*** DATASET

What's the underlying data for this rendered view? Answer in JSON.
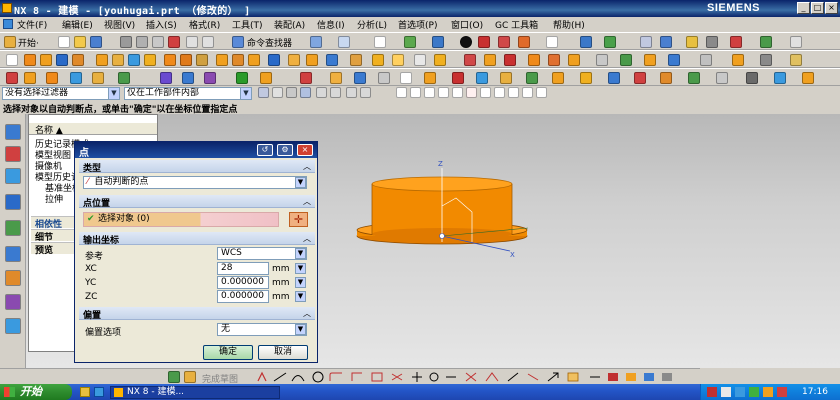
{
  "window": {
    "title": "NX 8 - 建模 - [youhugai.prt （修改的） ]",
    "brand": "SIEMENS",
    "controls": [
      "_",
      "□",
      "×"
    ]
  },
  "menubar": {
    "items": [
      "文件(F)",
      "编辑(E)",
      "视图(V)",
      "插入(S)",
      "格式(R)",
      "工具(T)",
      "装配(A)",
      "信息(I)",
      "分析(L)",
      "首选项(P)",
      "窗口(O)",
      "GC 工具箱",
      "帮助(H)"
    ]
  },
  "toolbar1": {
    "start_label": "开始·",
    "command_finder": "命令查找器"
  },
  "filterbar": {
    "type_filter": "没有选择过滤器",
    "scope_filter": "仅在工作部件内部"
  },
  "cue_line": "选择对象以自动判断点，或单击\"确定\"以在坐标位置指定点",
  "navigator": {
    "column_header": "名称 ▲",
    "rows": [
      "历史记录模式",
      "模型视图",
      "摄像机",
      "模型历史记录",
      "基准坐标系",
      "拉伸"
    ],
    "sections": [
      "相依性",
      "细节",
      "预览"
    ]
  },
  "dialog": {
    "title": "点",
    "groups": {
      "type": "类型",
      "location": "点位置",
      "output": "输出坐标",
      "offset": "偏置"
    },
    "type_value": "自动判断的点",
    "select_object": "选择对象 (0)",
    "reference_label": "参考",
    "reference_value": "WCS",
    "xc_label": "XC",
    "xc_value": "28",
    "yc_label": "YC",
    "yc_value": "0.000000",
    "zc_label": "ZC",
    "zc_value": "0.000000",
    "unit": "mm",
    "offset_option_label": "偏置选项",
    "offset_option_value": "无",
    "ok": "确定",
    "cancel": "取消"
  },
  "sketchbar": {
    "label": "完成草图"
  },
  "taskbar": {
    "start": "开始",
    "task": "NX 8 - 建模...",
    "clock": "17:16"
  },
  "colors": {
    "part_face": "#ff9a1a",
    "part_side": "#f28a00",
    "titlebar": "#0a246a",
    "taskbar": "#2456c8"
  }
}
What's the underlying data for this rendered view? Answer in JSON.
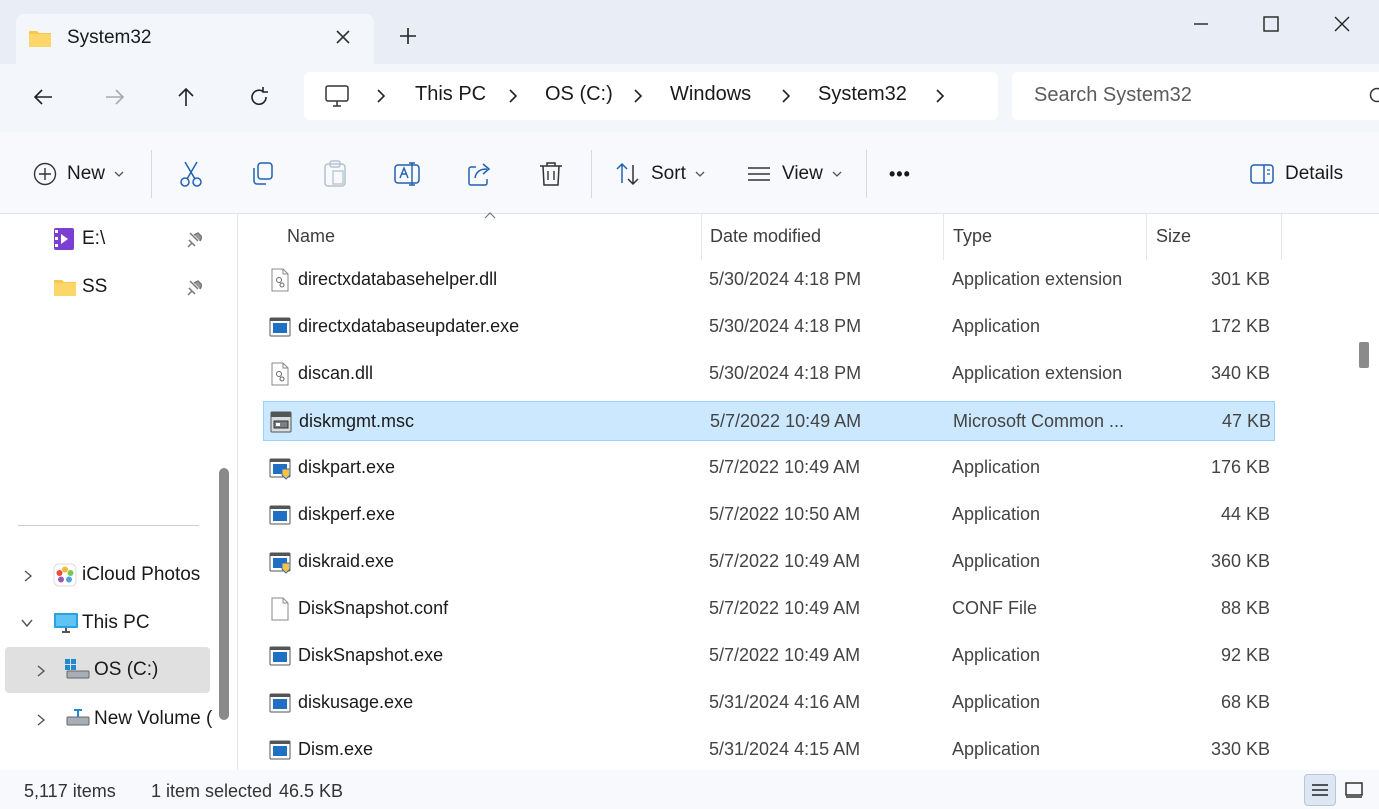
{
  "window": {
    "tab_title": "System32",
    "new_tab_symbol": "+",
    "minimize_symbol": "—",
    "maximize_symbol": "☐",
    "close_symbol": "✕"
  },
  "address": {
    "breadcrumbs": [
      "This PC",
      "OS (C:)",
      "Windows",
      "System32"
    ],
    "search_placeholder": "Search System32"
  },
  "toolbar": {
    "new_label": "New",
    "sort_label": "Sort",
    "view_label": "View",
    "more_label": "•••",
    "details_label": "Details"
  },
  "nav": {
    "items": [
      {
        "label": "E:\\",
        "icon": "video-folder-icon"
      },
      {
        "label": "SS",
        "icon": "folder-icon"
      },
      {
        "label": "iCloud Photos",
        "icon": "icloud-photos-icon"
      },
      {
        "label": "This PC",
        "icon": "computer-icon"
      },
      {
        "label": "OS (C:)",
        "icon": "drive-icon"
      },
      {
        "label": "New Volume (E",
        "icon": "network-drive-icon"
      }
    ]
  },
  "columns": {
    "name": "Name",
    "date": "Date modified",
    "type": "Type",
    "size": "Size"
  },
  "files": [
    {
      "name": "directxdatabasehelper.dll",
      "date": "5/30/2024 4:18 PM",
      "type": "Application extension",
      "size": "301 KB",
      "icon": "dll-icon"
    },
    {
      "name": "directxdatabaseupdater.exe",
      "date": "5/30/2024 4:18 PM",
      "type": "Application",
      "size": "172 KB",
      "icon": "exe-icon"
    },
    {
      "name": "discan.dll",
      "date": "5/30/2024 4:18 PM",
      "type": "Application extension",
      "size": "340 KB",
      "icon": "dll-icon"
    },
    {
      "name": "diskmgmt.msc",
      "date": "5/7/2022 10:49 AM",
      "type": "Microsoft Common ...",
      "size": "47 KB",
      "icon": "msc-icon"
    },
    {
      "name": "diskpart.exe",
      "date": "5/7/2022 10:49 AM",
      "type": "Application",
      "size": "176 KB",
      "icon": "exe-shield-icon"
    },
    {
      "name": "diskperf.exe",
      "date": "5/7/2022 10:50 AM",
      "type": "Application",
      "size": "44 KB",
      "icon": "exe-icon"
    },
    {
      "name": "diskraid.exe",
      "date": "5/7/2022 10:49 AM",
      "type": "Application",
      "size": "360 KB",
      "icon": "exe-shield-icon"
    },
    {
      "name": "DiskSnapshot.conf",
      "date": "5/7/2022 10:49 AM",
      "type": "CONF File",
      "size": "88 KB",
      "icon": "blank-file-icon"
    },
    {
      "name": "DiskSnapshot.exe",
      "date": "5/7/2022 10:49 AM",
      "type": "Application",
      "size": "92 KB",
      "icon": "exe-icon"
    },
    {
      "name": "diskusage.exe",
      "date": "5/31/2024 4:16 AM",
      "type": "Application",
      "size": "68 KB",
      "icon": "exe-icon"
    },
    {
      "name": "Dism.exe",
      "date": "5/31/2024 4:15 AM",
      "type": "Application",
      "size": "330 KB",
      "icon": "exe-icon"
    }
  ],
  "status": {
    "item_count": "5,117 items",
    "selection": "1 item selected",
    "selection_size": "46.5 KB"
  },
  "colors": {
    "accent": "#0067c0",
    "selection_bg": "#cce8ff",
    "selection_border": "#99d1ff",
    "folder_yellow": "#f8c84a"
  }
}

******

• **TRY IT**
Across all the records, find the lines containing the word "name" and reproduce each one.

• **EXERCISE OUTPUT**
    "name": "Name",
      "name": "directxdatabasehelper.dll",
      "name": "directxdatabaseupdater.exe",
      "name": "discan.dll",
      "name": "diskmgmt.msc",
      "name": "diskpart.exe",
      "name": "diskperf.exe",
      "name": "diskraid.exe",
      "name": "DiskSnapshot.conf",
      "name": "DiskSnapshot.exe",
      "name": "diskusage.exe",
      "name": "Dism.exe",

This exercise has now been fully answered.